The story of Mrs Harvey very definitively places ghost belief in a Christian framework: Fr Kelly arms the girls with holy water and holy words. The ghost is on her way to heaven but needs the intervention of the church to get there – three masses for her soul, in return for which she offers her own prayers and the promise of heaven to her children. Such a story thus performs a dual purpose: to grapple with the possibility of returning spirits, but to house them securely within Christian teaching. For this reason, the Catholic church in particular was happy enough to accept stories of haunting. Sightings of ghosts fitted in with the doctrine of souls working off the penalties due for their sins in Purgatory, and the possibility that their time there might be shortened by the prayers and other assistance of the living.


Another underlying theme of Mrs Harvey’s story is motherhood and women’s domestic roles. Supposedly twenty years after her death, the deceased Mrs Harvey continues to exhibit care and concern for her children. Very many Irish stories of the supernatural describe female revenants visiting their own homes, caring for children and carrying out domestic chores. In one Co. Roscommon story , an aunt charged with taking care of an infant whose mother had died experienced a shape passing her at the door and found that the baby would not drink any of the milk she prepared for her. The next day in the bedroom ‘whom did she see sitting on the bed but the dead mother and she combing her hair. She faded away out of sight.’ The mother in this tale is definitively dead, but often similar revenants are patently not actually ghosts, but women who had been stolen by the fairies. One the informants cited in Lady Augusta Gregory’s folklore collection Visions and Beliefs in the West of Ireland stated ‘I believe all that die are brought among them [the fairies], except maybe an odd old person’. However, others seem to have believed that only a certain category of the supposedly dead were with the fairies.

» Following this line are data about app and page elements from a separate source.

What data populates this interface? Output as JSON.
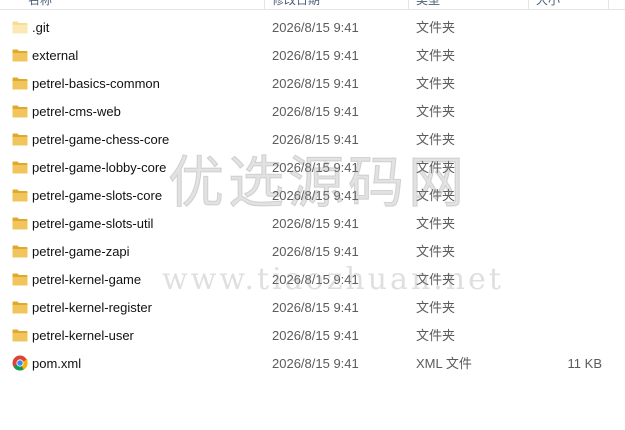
{
  "header": {
    "columns": [
      {
        "label": "名称"
      },
      {
        "label": "修改日期"
      },
      {
        "label": "类型"
      },
      {
        "label": "大小"
      }
    ]
  },
  "files": [
    {
      "name": ".git",
      "date": "2026/8/15 9:41",
      "type": "文件夹",
      "size": "",
      "icon": "folder-icon-light"
    },
    {
      "name": "external",
      "date": "2026/8/15 9:41",
      "type": "文件夹",
      "size": "",
      "icon": "folder-icon"
    },
    {
      "name": "petrel-basics-common",
      "date": "2026/8/15 9:41",
      "type": "文件夹",
      "size": "",
      "icon": "folder-icon"
    },
    {
      "name": "petrel-cms-web",
      "date": "2026/8/15 9:41",
      "type": "文件夹",
      "size": "",
      "icon": "folder-icon"
    },
    {
      "name": "petrel-game-chess-core",
      "date": "2026/8/15 9:41",
      "type": "文件夹",
      "size": "",
      "icon": "folder-icon"
    },
    {
      "name": "petrel-game-lobby-core",
      "date": "2026/8/15 9:41",
      "type": "文件夹",
      "size": "",
      "icon": "folder-icon"
    },
    {
      "name": "petrel-game-slots-core",
      "date": "2026/8/15 9:41",
      "type": "文件夹",
      "size": "",
      "icon": "folder-icon"
    },
    {
      "name": "petrel-game-slots-util",
      "date": "2026/8/15 9:41",
      "type": "文件夹",
      "size": "",
      "icon": "folder-icon"
    },
    {
      "name": "petrel-game-zapi",
      "date": "2026/8/15 9:41",
      "type": "文件夹",
      "size": "",
      "icon": "folder-icon"
    },
    {
      "name": "petrel-kernel-game",
      "date": "2026/8/15 9:41",
      "type": "文件夹",
      "size": "",
      "icon": "folder-icon"
    },
    {
      "name": "petrel-kernel-register",
      "date": "2026/8/15 9:41",
      "type": "文件夹",
      "size": "",
      "icon": "folder-icon"
    },
    {
      "name": "petrel-kernel-user",
      "date": "2026/8/15 9:41",
      "type": "文件夹",
      "size": "",
      "icon": "folder-icon"
    },
    {
      "name": "pom.xml",
      "date": "2026/8/15 9:41",
      "type": "XML 文件",
      "size": "11 KB",
      "icon": "chrome-icon"
    }
  ],
  "watermark": {
    "text_cn": "优选源码网",
    "text_url": "www.tiaozhuan.net"
  },
  "colors": {
    "folder": "#f2c55c",
    "folder_dark": "#e0a92e",
    "hover": "#e5f3ff"
  }
}
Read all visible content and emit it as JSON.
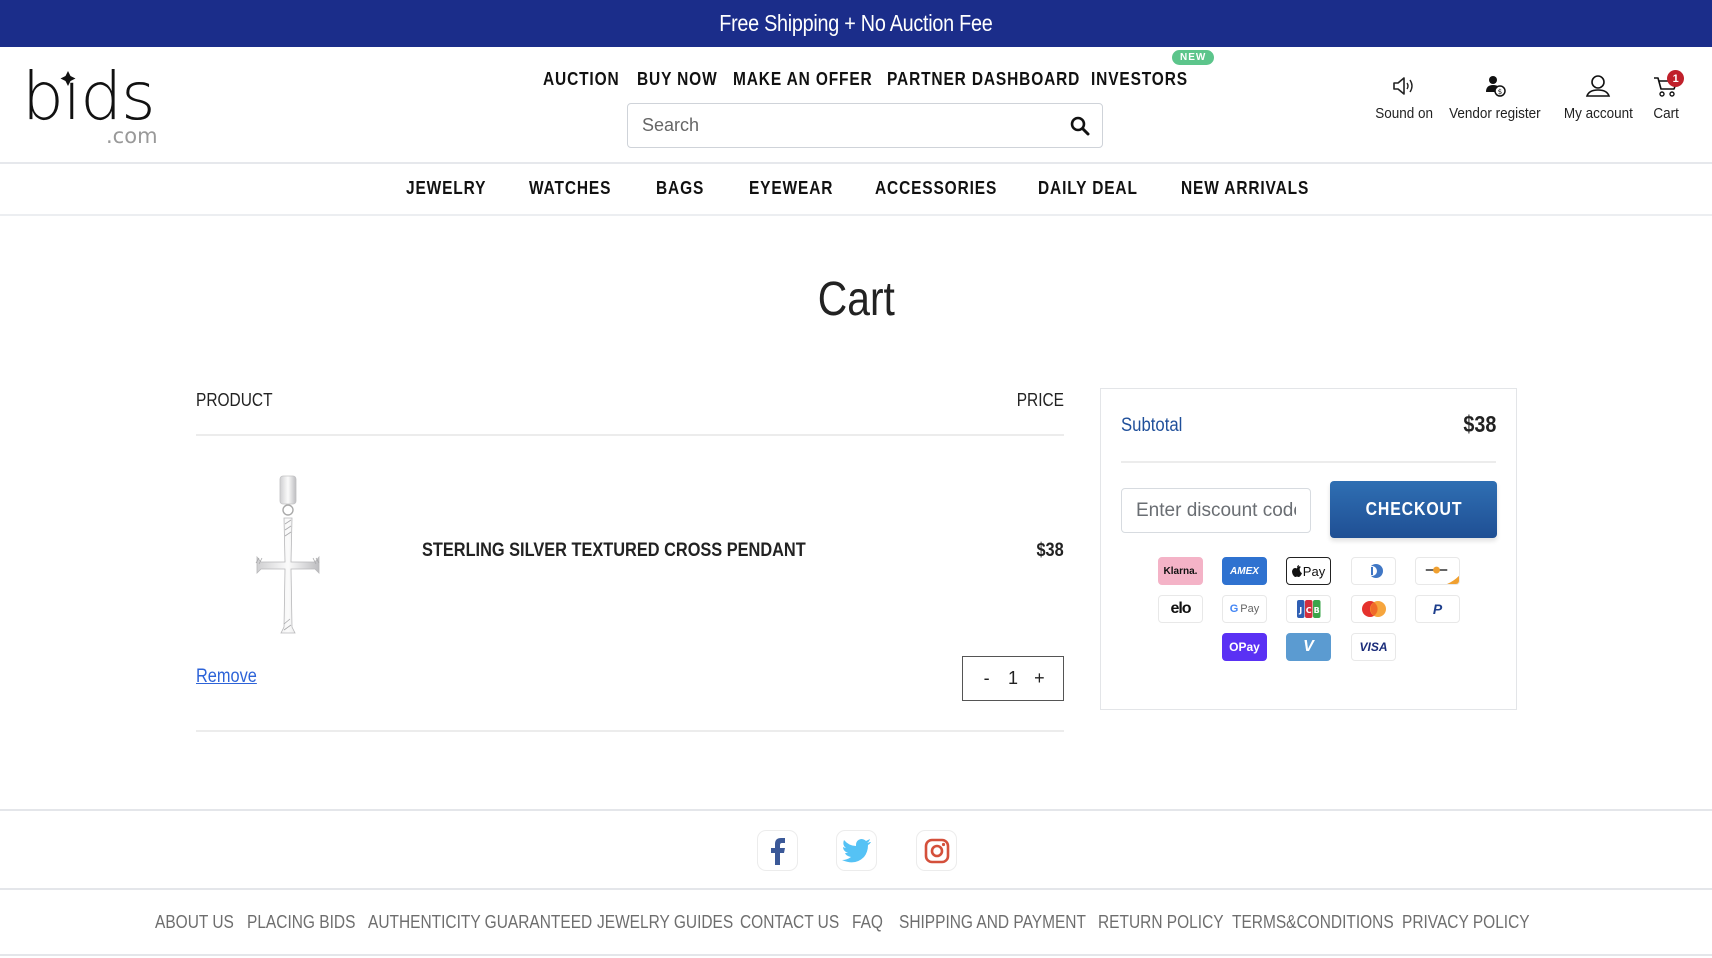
{
  "promo": {
    "text": "Free Shipping + No Auction Fee"
  },
  "header": {
    "logo": {
      "main": "bids",
      "sub": ".com"
    },
    "top_nav": [
      {
        "label": "AUCTION"
      },
      {
        "label": "BUY NOW"
      },
      {
        "label": "MAKE AN OFFER"
      },
      {
        "label": "PARTNER DASHBOARD"
      },
      {
        "label": "INVESTORS",
        "badge": "NEW"
      }
    ],
    "search": {
      "placeholder": "Search",
      "value": "",
      "icon": "search-icon"
    },
    "utilities": [
      {
        "label": "Sound on",
        "icon": "speaker-icon"
      },
      {
        "label": "Vendor register",
        "icon": "vendor-user-icon"
      },
      {
        "label": "My account",
        "icon": "user-icon"
      },
      {
        "label": "Cart",
        "icon": "cart-icon",
        "badge": "1"
      }
    ]
  },
  "category_nav": [
    {
      "label": "JEWELRY"
    },
    {
      "label": "WATCHES"
    },
    {
      "label": "BAGS"
    },
    {
      "label": "EYEWEAR"
    },
    {
      "label": "ACCESSORIES"
    },
    {
      "label": "DAILY DEAL"
    },
    {
      "label": "NEW ARRIVALS"
    }
  ],
  "page": {
    "title": "Cart"
  },
  "cart": {
    "columns": {
      "product": "PRODUCT",
      "price": "PRICE"
    },
    "items": [
      {
        "name": "STERLING SILVER TEXTURED CROSS PENDANT",
        "price": "$38",
        "quantity": "1",
        "remove_label": "Remove",
        "decrement_label": "-",
        "increment_label": "+"
      }
    ]
  },
  "summary": {
    "subtotal_label": "Subtotal",
    "subtotal_value": "$38",
    "discount_placeholder": "Enter discount code",
    "checkout_label": "CHECKOUT",
    "payment_methods": [
      {
        "name": "Klarna",
        "label": "Klarna."
      },
      {
        "name": "American Express",
        "label": "AMEX"
      },
      {
        "name": "Apple Pay",
        "label": "Pay"
      },
      {
        "name": "Diners Club",
        "label": ""
      },
      {
        "name": "Discover",
        "label": ""
      },
      {
        "name": "Elo",
        "label": "elo"
      },
      {
        "name": "Google Pay",
        "label": "G Pay"
      },
      {
        "name": "JCB",
        "label": "JCB"
      },
      {
        "name": "Mastercard",
        "label": ""
      },
      {
        "name": "PayPal",
        "label": "P"
      },
      {
        "name": "Shop Pay",
        "label": "OPay"
      },
      {
        "name": "Venmo",
        "label": "V"
      },
      {
        "name": "Visa",
        "label": "VISA"
      }
    ]
  },
  "footer": {
    "social": [
      {
        "name": "Facebook",
        "color": "#3b5998"
      },
      {
        "name": "Twitter",
        "color": "#55c2f5"
      },
      {
        "name": "Instagram",
        "color": "#d4503b"
      }
    ],
    "links": [
      {
        "label": "ABOUT US"
      },
      {
        "label": "PLACING BIDS"
      },
      {
        "label": "AUTHENTICITY GUARANTEED"
      },
      {
        "label": "JEWELRY GUIDES"
      },
      {
        "label": "CONTACT US"
      },
      {
        "label": "FAQ"
      },
      {
        "label": "SHIPPING AND PAYMENT"
      },
      {
        "label": "RETURN POLICY"
      },
      {
        "label": "TERMS&CONDITIONS"
      },
      {
        "label": "PRIVACY POLICY"
      }
    ]
  },
  "colors": {
    "promo_bg": "#1b2d8a",
    "accent_blue": "#1f4f9a",
    "link_blue": "#2d63d8",
    "badge_red": "#c0202b",
    "badge_green": "#5cc58b"
  }
}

Numerous stories told of how young women stolen by the fairies could be rescued by their husbands and loved ones, or recalled those who had been released after a period of time and returned to their families.

 Lady Gregory’s informants told several stories of mothers either returning from fairy captivity or appearing as ghosts, including this unsettling one supplied by Mrs. Farley:

‘One time myself I was at Killinan, at a house of the Clancys’ where the father and mother had died, but it was well known they often come to look after the children. I was walking with another girl through the fields there one evening and I looked up and saw a tall woman dressed all in black, with a mantle of some sort, a wide one, over her head, and the waves of the wind were blowing it off her, so that I could hear the noise of it. All her clothes were black, and had the appearance of being new.’

Her companion could not see the spirit which so frightened Mrs Farley that she did not attempt to question it and fled ‘and the woman seemed to be coming after me, till I crossed a running stream and she had no power to cross that.’

This revenant, implicitly identified as the Clancy children’s mother, was so ‘present’ to Mrs Farley that she could assess the quality of her clothes – they have the appearance of mourning rather than grave clothes – and even hear the sound of her headdress flapping in the wind. Perhaps Mrs Farley’s terror responded in part to the rawness of the dead mother’s mourning for the children to whom she had been lost. After all, one of the things we learn from ghosts, even if we believe that they are only figments of imagination, is about emotion: about grief, anger, disappointment, remorse, and compassion. Most of all we recognise the longing for the loved dead – and the mingled hope and dread that they might in some way long for us – that persists as strongly now as it ever did at the Halloween firesides of the past.

Select bibliography:

Irish Folklore Archive, Schools Folklore Collection: www.duchas.ie

  1. Davies, The Haunted: A Social History of Ghosts (Basingstoke, 2007).

A.Gregory, Visions and Beliefs in the West of Ireland (Gerrards Cross, 1992 [1920])

  1. Narváez (ed.), The Good People: New Fairylore Essays (Lexington, 1997).